'Girl X' from Derby 2061
‘Girl X’ from Derby 2061

It started with Derby Train Station. I think we were just testing to see if Foursquare would let you make something up. It did. So we made an alternate version of the train station “location”. It was some time in the future, when a Monorail (the first sign of the future) arrives in town, and Toby started adding ‘tips’ about Memory Ports in the carriages (this set ended up setting the tone for the whole of the project).

On the next trip out of town, I checked into the future Derby Monorail Station on Foursquare instead of the present day version. The ‘Tip’, rather than a commercial for something around me, felt more like a story. It felt like a nugget of another layer. It made me want to find more. Add to that a healthy dose of Pat Cadigan and Philip K. Dick and the next thing you know there’s a spreadsheet and collaborative Google Map open and we’re barn-storming what Derby will be like in fifty years.
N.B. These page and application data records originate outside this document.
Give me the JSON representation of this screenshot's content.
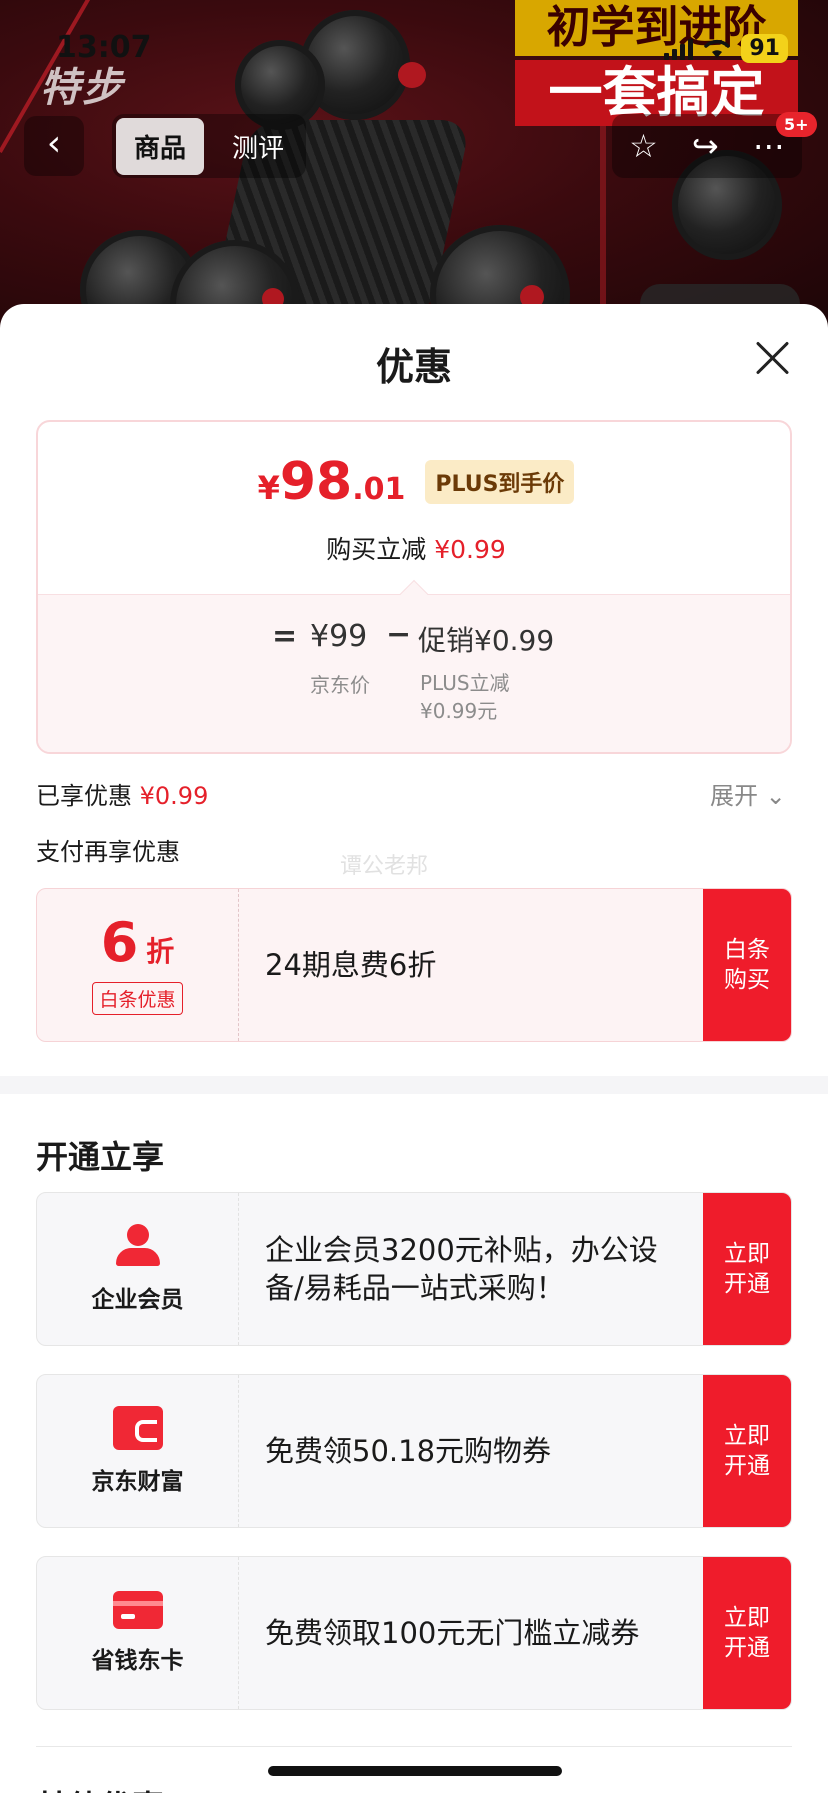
{
  "status": {
    "time": "13:07",
    "battery": "91"
  },
  "hero": {
    "brand": "特步",
    "promo_line1": "初学到进阶",
    "promo_line2": "一套搞定",
    "badge": "5+"
  },
  "nav": {
    "back_icon": "chevron-left-icon",
    "tabs": [
      {
        "label": "商品",
        "active": true
      },
      {
        "label": "测评",
        "active": false
      }
    ],
    "actions": [
      "star-icon",
      "share-icon",
      "more-icon"
    ]
  },
  "sheet": {
    "title": "优惠",
    "price": {
      "yen": "¥",
      "integer": "98",
      "decimal": ".01",
      "tag": "PLUS到手价",
      "sub_prefix": "购买立减",
      "sub_value": "¥0.99",
      "calc_eq": "=",
      "calc_price": "¥99",
      "calc_minus": "−",
      "calc_promo": "促销¥0.99",
      "label_price": "京东价",
      "label_promo_line1": "PLUS立减",
      "label_promo_line2": "¥0.99元"
    },
    "enjoyed_prefix": "已享优惠",
    "enjoyed_value": "¥0.99",
    "expand": "展开",
    "pay_title": "支付再享优惠",
    "pay_offer": {
      "discount_num": "6",
      "discount_unit": "折",
      "tag": "白条优惠",
      "text": "24期息费6折",
      "button": "白条购买"
    },
    "open_title": "开通立享",
    "open_offers": [
      {
        "icon": "person-icon",
        "label": "企业会员",
        "text": "企业会员3200元补贴，办公设备/易耗品一站式采购！",
        "button": "立即开通"
      },
      {
        "icon": "wallet-icon",
        "label": "京东财富",
        "text": "免费领50.18元购物券",
        "button": "立即开通"
      },
      {
        "icon": "card-icon",
        "label": "省钱东卡",
        "text": "免费领取100元无门槛立减券",
        "button": "立即开通"
      }
    ],
    "other_title": "其他优惠",
    "watermark": "谭公老邦"
  },
  "colors": {
    "accent": "#ef1c2b",
    "price_red": "#e5202a",
    "plus_bg": "#fbebc6"
  }
}
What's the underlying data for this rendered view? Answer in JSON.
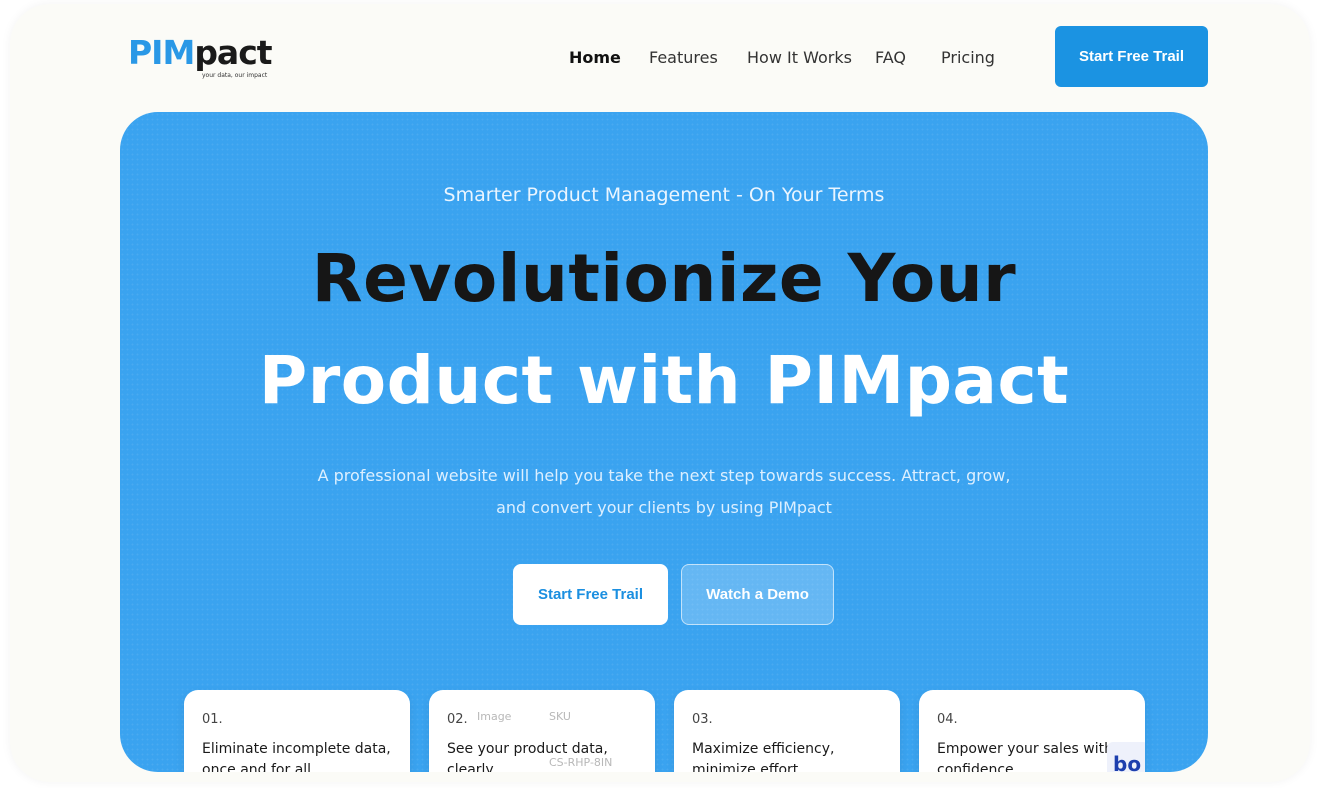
{
  "brand": {
    "name_part1": "PIM",
    "name_part2": "pact",
    "tagline": "your data, our impact"
  },
  "nav": {
    "items": [
      {
        "label": "Home",
        "active": true
      },
      {
        "label": "Features",
        "active": false
      },
      {
        "label": "How It Works",
        "active": false
      },
      {
        "label": "FAQ",
        "active": false
      },
      {
        "label": "Pricing",
        "active": false
      }
    ],
    "cta_label": "Start Free Trail"
  },
  "hero": {
    "eyebrow": "Smarter Product Management - On Your Terms",
    "headline_line1": "Revolutionize Your",
    "headline_line2": "Product with PIMpact",
    "subtext": "A professional website will help you take the next step towards success. Attract, grow, and convert your clients by using PIMpact",
    "primary_button": "Start Free Trail",
    "secondary_button": "Watch a Demo"
  },
  "cards": [
    {
      "num": "01.",
      "text": "Eliminate incomplete data, once and for all."
    },
    {
      "num": "02.",
      "text": "See your product data, clearly",
      "ghost": {
        "image": "Image",
        "sku": "SKU",
        "sku_value": "CS-RHP-8IN"
      }
    },
    {
      "num": "03.",
      "text": "Maximize efficiency, minimize effort."
    },
    {
      "num": "04.",
      "text": "Empower your sales with confidence.",
      "logo_text": "bo"
    }
  ],
  "colors": {
    "brand_blue": "#2a98e6",
    "hero_blue": "#3aa3f0",
    "cta_blue": "#1b93e2"
  }
}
A bit of time and a fair bit of thinking later, and it’s ready to road test. Fifty locations scattered around Derby city-centre and Darley Abbey (where our studio is) exploring what the city might be like in fifty years’ time. There’s a story in it to find. In fact there are a few. There’s the story of new industry, of civilian life in a new culture changed by it, the story of buildings being repurposed, of politics, of clock-making and time. All told by a female guide from the future.

Luckily, Foursquare have just released ‘Lists’, providing us with an easy way to share the whole story with users. Click here for that. We’re also making a Wiki for all the bits of story we’ve invented, and hope to add more to it if people add nuggets of their own to the locations.

Greg’s still on the fence about this project. He keeps asking me what ‘it’ is. So, for Greg:

It’s an experiment to find out the following:

  • Can you tell a story on Foursquare?
  • Will users engage with it?
  • Will Foursquare and it’s user base let you mess with the program?
  • How does it square up as the surface layer of a deeper story (tested out on the Wiki but possibly transferable to long-form print)?
  • Is it just me being me, or can checking in to things that aren’t there feel like the future (or past)?

It’s right on time to be something for a load of southerners to play with when they come to Derbyshire this week to immerse themselves in old industry at our Laptops & Looms three-day event, where we visit the historical heart of the Industrial Revolution, sitting in silk mills pondering the future.